No one liked CC de Poitiers. Not her quiet husband, not her spineless lover, not her pathetic daughter—and certainly none of the residents of Three Pines. CC de Poitiers managed to alienate everyone, right up until the moment of her death.
When Chief Inspector Armand Gamache, of the Sûreté du Quebec, is called to investigate, he quickly realizes he's dealing with someone quite extraordinary. CC de Poitiers was electrocuted in the middle of a frozen lake, in front of the entire village, as she watched the annual curling tournament. And yet no one saw anything. Who could have been insane enough to try such a macabre method of murder—or brilliant enough to succeed?

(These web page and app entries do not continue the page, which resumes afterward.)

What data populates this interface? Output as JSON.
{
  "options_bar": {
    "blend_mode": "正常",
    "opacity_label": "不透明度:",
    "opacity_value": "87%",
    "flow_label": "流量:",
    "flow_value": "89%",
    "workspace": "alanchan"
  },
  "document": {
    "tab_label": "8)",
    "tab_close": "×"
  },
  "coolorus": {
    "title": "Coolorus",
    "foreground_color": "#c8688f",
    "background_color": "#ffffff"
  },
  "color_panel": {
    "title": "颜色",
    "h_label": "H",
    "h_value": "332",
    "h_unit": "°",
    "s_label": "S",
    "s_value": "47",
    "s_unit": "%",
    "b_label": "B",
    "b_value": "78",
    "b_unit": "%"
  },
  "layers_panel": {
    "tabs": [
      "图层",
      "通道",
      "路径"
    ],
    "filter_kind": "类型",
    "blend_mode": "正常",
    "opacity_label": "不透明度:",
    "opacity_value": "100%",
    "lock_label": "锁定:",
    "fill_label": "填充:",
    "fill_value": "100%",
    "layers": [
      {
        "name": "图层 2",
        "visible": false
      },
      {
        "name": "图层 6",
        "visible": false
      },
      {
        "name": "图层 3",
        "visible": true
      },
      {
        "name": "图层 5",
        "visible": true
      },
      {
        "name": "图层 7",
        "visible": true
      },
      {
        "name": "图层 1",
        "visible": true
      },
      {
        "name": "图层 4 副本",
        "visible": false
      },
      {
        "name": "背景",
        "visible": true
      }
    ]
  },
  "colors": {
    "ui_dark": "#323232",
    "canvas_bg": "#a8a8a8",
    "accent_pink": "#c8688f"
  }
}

With his trademark compassion and courage, Gamache digs beneath the idyllic surface of village life to find the dangerous secrets long buried there. For a Quebec winter is not only staggeringly beautiful but deadly, and the people of Three Pines know better than to reveal too much of themselves. But other dangers are becoming clear to Gamache. As a bitter wind blows into the village, something even more chilling is coming for Gamache himself.

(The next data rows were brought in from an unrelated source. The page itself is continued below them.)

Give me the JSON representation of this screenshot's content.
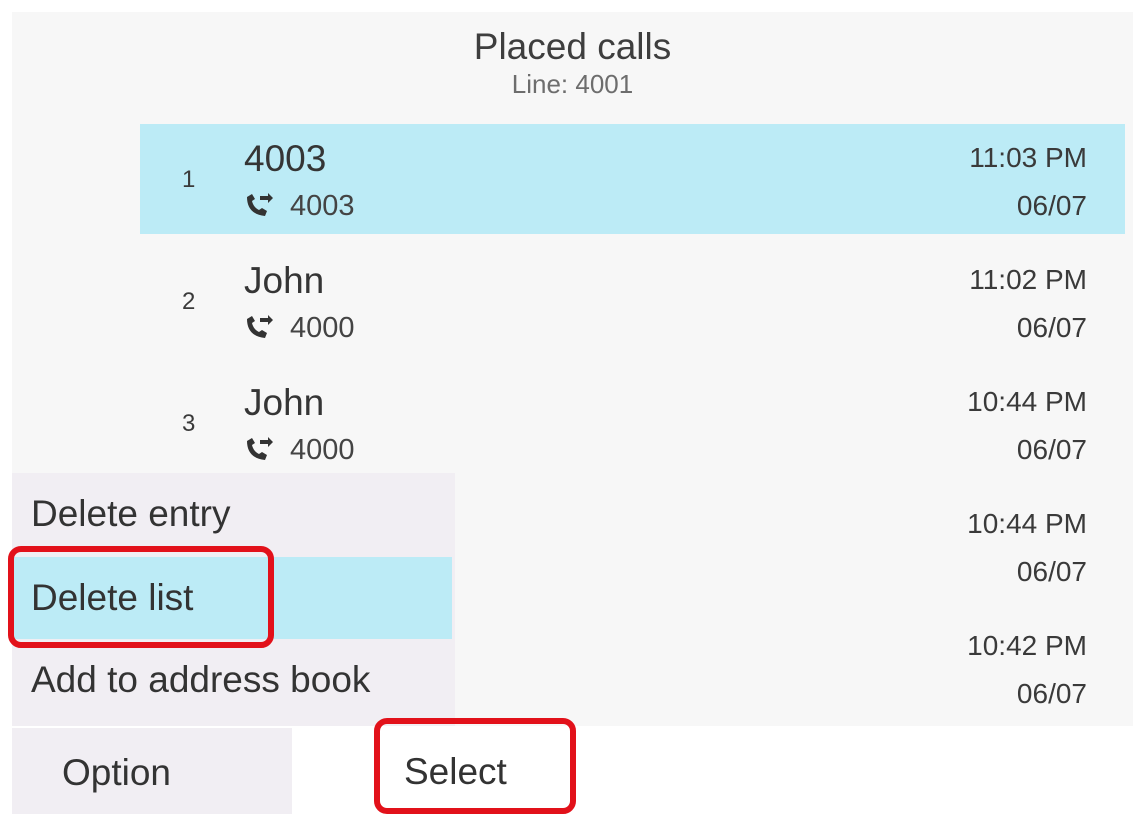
{
  "header": {
    "title": "Placed calls",
    "line": "Line: 4001"
  },
  "calls": [
    {
      "index": "1",
      "name": "4003",
      "number": "4003",
      "time": "11:03 PM",
      "date": "06/07",
      "selected": true,
      "icon": "outgoing-call-icon"
    },
    {
      "index": "2",
      "name": "John",
      "number": "4000",
      "time": "11:02 PM",
      "date": "06/07",
      "selected": false,
      "icon": "outgoing-call-icon"
    },
    {
      "index": "3",
      "name": "John",
      "number": "4000",
      "time": "10:44 PM",
      "date": "06/07",
      "selected": false,
      "icon": "outgoing-call-icon"
    },
    {
      "time": "10:44 PM",
      "date": "06/07"
    },
    {
      "time": "10:42 PM",
      "date": "06/07"
    }
  ],
  "menu": {
    "items": [
      {
        "label": "Delete entry",
        "selected": false
      },
      {
        "label": "Delete list",
        "selected": true
      },
      {
        "label": "Add to address book",
        "selected": false
      }
    ]
  },
  "softkeys": {
    "option": "Option",
    "select": "Select"
  },
  "colors": {
    "selection": "#bcebf6",
    "callout": "#e2111a",
    "menu_background": "#f1eef3"
  }
}
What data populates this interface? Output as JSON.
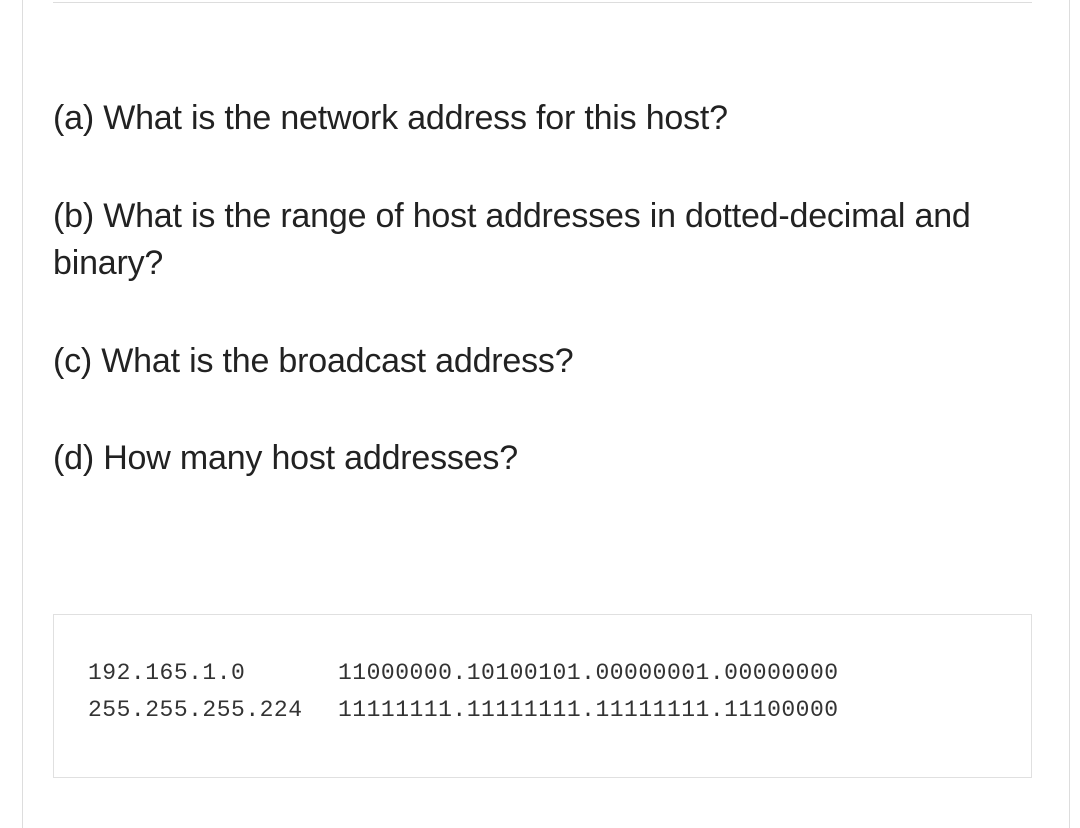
{
  "questions": {
    "a": "(a) What is the network address for this host?",
    "b": "(b) What is the range of host addresses in dotted-decimal and binary?",
    "c": "(c) What is the broadcast address?",
    "d": "(d) How many host addresses?"
  },
  "code": {
    "row1_left": "192.165.1.0",
    "row1_right": "11000000.10100101.00000001.00000000",
    "row2_left": "255.255.255.224",
    "row2_right": "11111111.11111111.11111111.11100000"
  }
}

From Publishers Weekly
© Publishers Weekly
I Was Riveted
What a wonderful book. Real stories about real people, cleverly written and tremendously appealing. I literally can't wait to read the next one and am downloading it now.
Too bad there are only five stars available to rate books. This one deserves more.
The plot and subplots are divine, the characters fully fleshed and human, and the writing is sublime.
Six stars, at least.
A fatal grace
I read Still Life and was very impressed with the story, the characters, and the setting. So much so that I bought this next book in the series. I don't think I'm even to the second chapter and I've already mucked through a truckload of obscenities. I'm very disappointed as the first book gave no indication of this "literary style?". Why this necessity? I find it offensive and detracting.